Task brief |
All entries must come back exactly as given, with no pictures in the copy.
--- Entries shown Enclosed Below ---
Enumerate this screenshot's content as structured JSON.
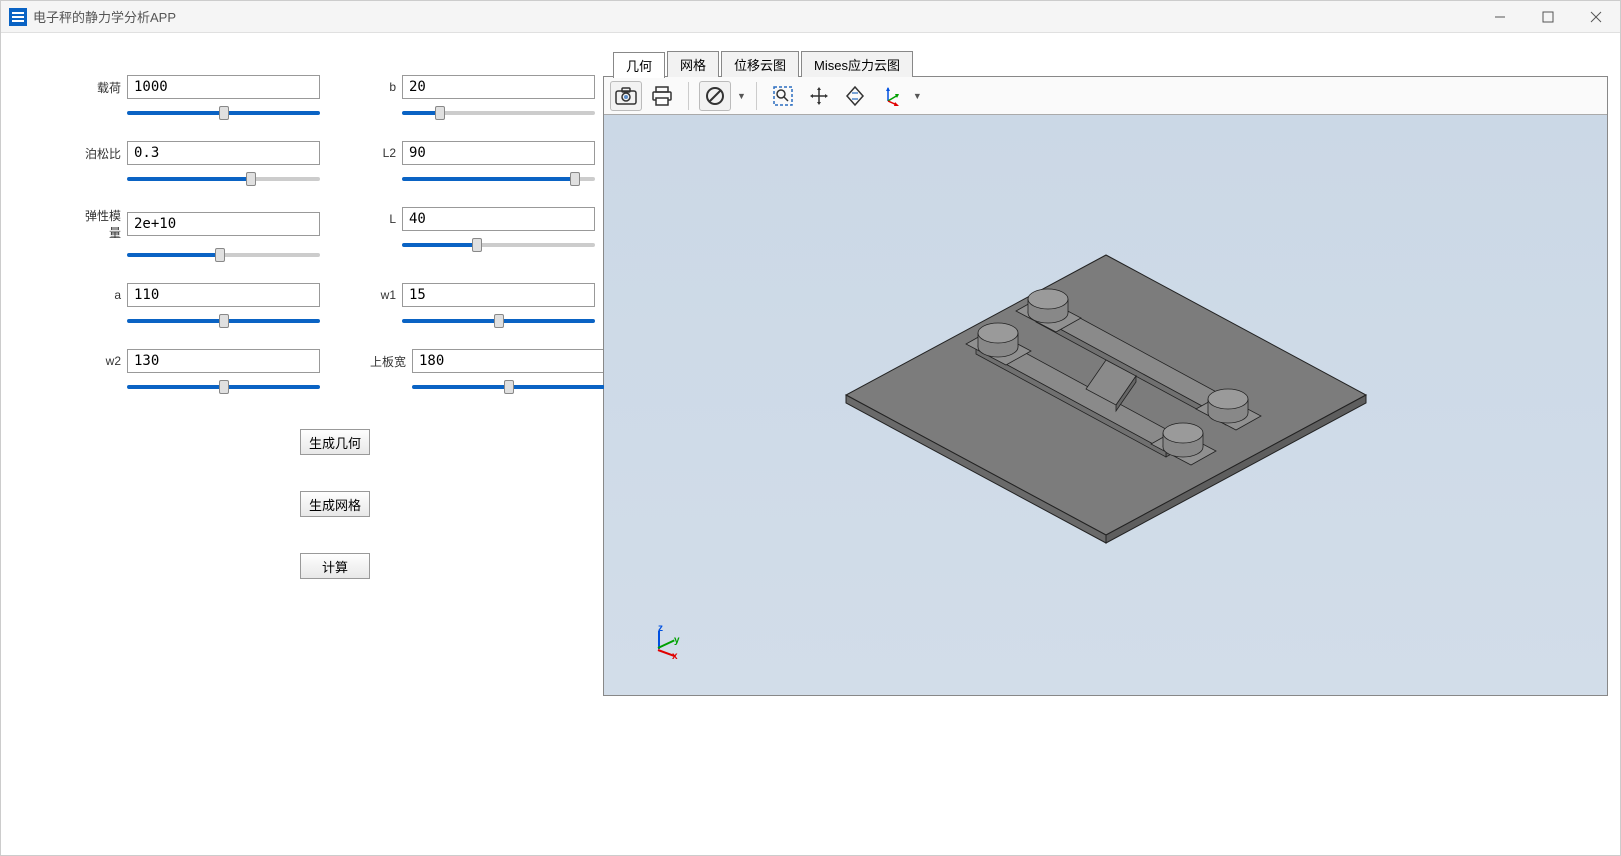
{
  "window": {
    "title": "电子秤的静力学分析APP"
  },
  "params": {
    "col1": [
      {
        "label": "载荷",
        "value": "1000",
        "fill": 100
      },
      {
        "label": "泊松比",
        "value": "0.3",
        "fill": 65
      },
      {
        "label": "弹性模量",
        "value": "2e+10",
        "fill": 48
      },
      {
        "label": "a",
        "value": "110",
        "fill": 100
      },
      {
        "label": "w2",
        "value": "130",
        "fill": 100
      }
    ],
    "col2": [
      {
        "label": "b",
        "value": "20",
        "fill": 18
      },
      {
        "label": "L2",
        "value": "90",
        "fill": 92
      },
      {
        "label": "L",
        "value": "40",
        "fill": 38
      },
      {
        "label": "w1",
        "value": "15",
        "fill": 100
      },
      {
        "label": "上板宽",
        "value": "180",
        "fill": 100,
        "wide": true
      }
    ]
  },
  "actions": {
    "gen_geom": "生成几何",
    "gen_mesh": "生成网格",
    "compute": "计算"
  },
  "tabs": {
    "geom": "几何",
    "mesh": "网格",
    "disp": "位移云图",
    "mises": "Mises应力云图",
    "active": "geom"
  },
  "toolbar": {
    "screenshot": "camera-icon",
    "print": "print-icon",
    "no_entry": "forbid-icon",
    "zoom_box": "zoom-box-icon",
    "pan": "pan-icon",
    "home_view": "rotate-icon",
    "axes": "axes-icon"
  },
  "axis_labels": {
    "x": "x",
    "y": "y",
    "z": "z"
  }
}
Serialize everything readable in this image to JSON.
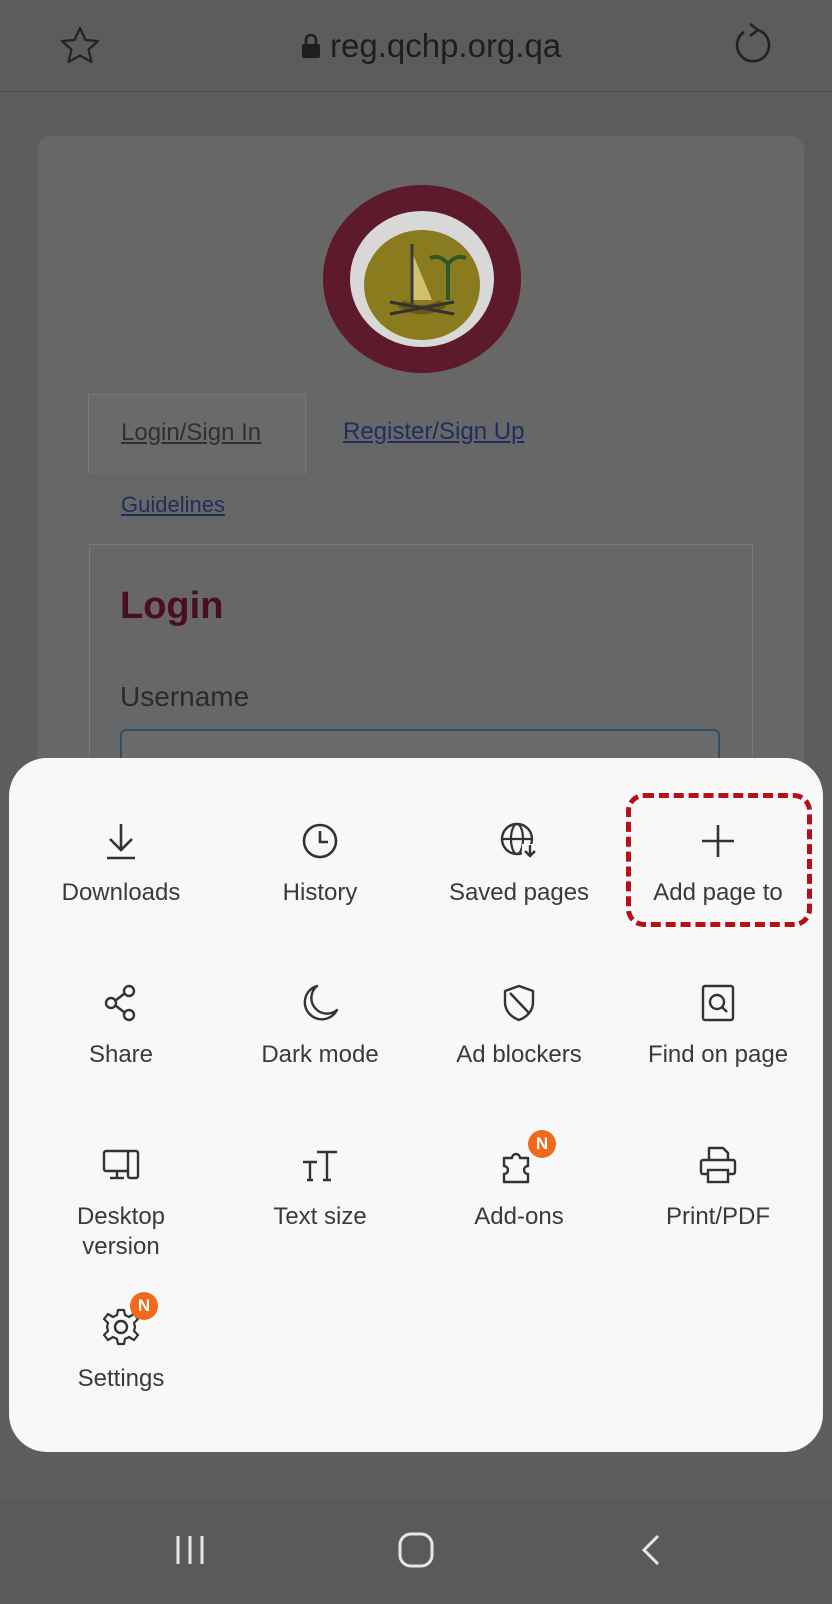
{
  "browser": {
    "url": "reg.qchp.org.qa",
    "icons": [
      "bookmark-star-icon",
      "lock-icon",
      "reload-icon"
    ]
  },
  "page": {
    "tabs": {
      "login": "Login/Sign In",
      "register": "Register/Sign Up",
      "guidelines": "Guidelines"
    },
    "login_title": "Login",
    "username_label": "Username",
    "username_placeholder": ""
  },
  "menu": {
    "items": [
      {
        "label": "Downloads",
        "icon": "download-icon"
      },
      {
        "label": "History",
        "icon": "clock-icon"
      },
      {
        "label": "Saved pages",
        "icon": "globe-download-icon"
      },
      {
        "label": "Add page to",
        "icon": "plus-icon"
      },
      {
        "label": "Share",
        "icon": "share-icon"
      },
      {
        "label": "Dark mode",
        "icon": "moon-icon"
      },
      {
        "label": "Ad blockers",
        "icon": "shield-icon"
      },
      {
        "label": "Find on page",
        "icon": "find-page-icon"
      },
      {
        "label": "Desktop\nversion",
        "icon": "desktop-icon"
      },
      {
        "label": "Text size",
        "icon": "text-size-icon"
      },
      {
        "label": "Add-ons",
        "icon": "puzzle-icon",
        "badge": "N"
      },
      {
        "label": "Print/PDF",
        "icon": "printer-icon"
      },
      {
        "label": "Settings",
        "icon": "gear-icon",
        "badge": "N"
      }
    ]
  },
  "colors": {
    "badge": "#f06a1c",
    "highlight": "#b3101a",
    "login_title": "#4a0e20"
  }
}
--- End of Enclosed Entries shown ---
Answer box |
Enumerate this screenshot's content as structured JSON.
{
  "window": {
    "title": "电子秤的静力学分析APP"
  },
  "params": {
    "col1": [
      {
        "label": "载荷",
        "value": "1000",
        "fill": 100
      },
      {
        "label": "泊松比",
        "value": "0.3",
        "fill": 65
      },
      {
        "label": "弹性模量",
        "value": "2e+10",
        "fill": 48
      },
      {
        "label": "a",
        "value": "110",
        "fill": 100
      },
      {
        "label": "w2",
        "value": "130",
        "fill": 100
      }
    ],
    "col2": [
      {
        "label": "b",
        "value": "20",
        "fill": 18
      },
      {
        "label": "L2",
        "value": "90",
        "fill": 92
      },
      {
        "label": "L",
        "value": "40",
        "fill": 38
      },
      {
        "label": "w1",
        "value": "15",
        "fill": 100
      },
      {
        "label": "上板宽",
        "value": "180",
        "fill": 100,
        "wide": true
      }
    ]
  },
  "actions": {
    "gen_geom": "生成几何",
    "gen_mesh": "生成网格",
    "compute": "计算"
  },
  "tabs": {
    "geom": "几何",
    "mesh": "网格",
    "disp": "位移云图",
    "mises": "Mises应力云图",
    "active": "geom"
  },
  "toolbar": {
    "screenshot": "camera-icon",
    "print": "print-icon",
    "no_entry": "forbid-icon",
    "zoom_box": "zoom-box-icon",
    "pan": "pan-icon",
    "home_view": "rotate-icon",
    "axes": "axes-icon"
  },
  "axis_labels": {
    "x": "x",
    "y": "y",
    "z": "z"
  }
}
Serialize everything readable in this image to JSON.
{
  "browser": {
    "url": "reg.qchp.org.qa",
    "icons": [
      "bookmark-star-icon",
      "lock-icon",
      "reload-icon"
    ]
  },
  "page": {
    "tabs": {
      "login": "Login/Sign In",
      "register": "Register/Sign Up",
      "guidelines": "Guidelines"
    },
    "login_title": "Login",
    "username_label": "Username",
    "username_placeholder": ""
  },
  "menu": {
    "items": [
      {
        "label": "Downloads",
        "icon": "download-icon"
      },
      {
        "label": "History",
        "icon": "clock-icon"
      },
      {
        "label": "Saved pages",
        "icon": "globe-download-icon"
      },
      {
        "label": "Add page to",
        "icon": "plus-icon"
      },
      {
        "label": "Share",
        "icon": "share-icon"
      },
      {
        "label": "Dark mode",
        "icon": "moon-icon"
      },
      {
        "label": "Ad blockers",
        "icon": "shield-icon"
      },
      {
        "label": "Find on page",
        "icon": "find-page-icon"
      },
      {
        "label": "Desktop\nversion",
        "icon": "desktop-icon"
      },
      {
        "label": "Text size",
        "icon": "text-size-icon"
      },
      {
        "label": "Add-ons",
        "icon": "puzzle-icon",
        "badge": "N"
      },
      {
        "label": "Print/PDF",
        "icon": "printer-icon"
      },
      {
        "label": "Settings",
        "icon": "gear-icon",
        "badge": "N"
      }
    ]
  },
  "colors": {
    "badge": "#f06a1c",
    "highlight": "#b3101a",
    "login_title": "#4a0e20"
  }
}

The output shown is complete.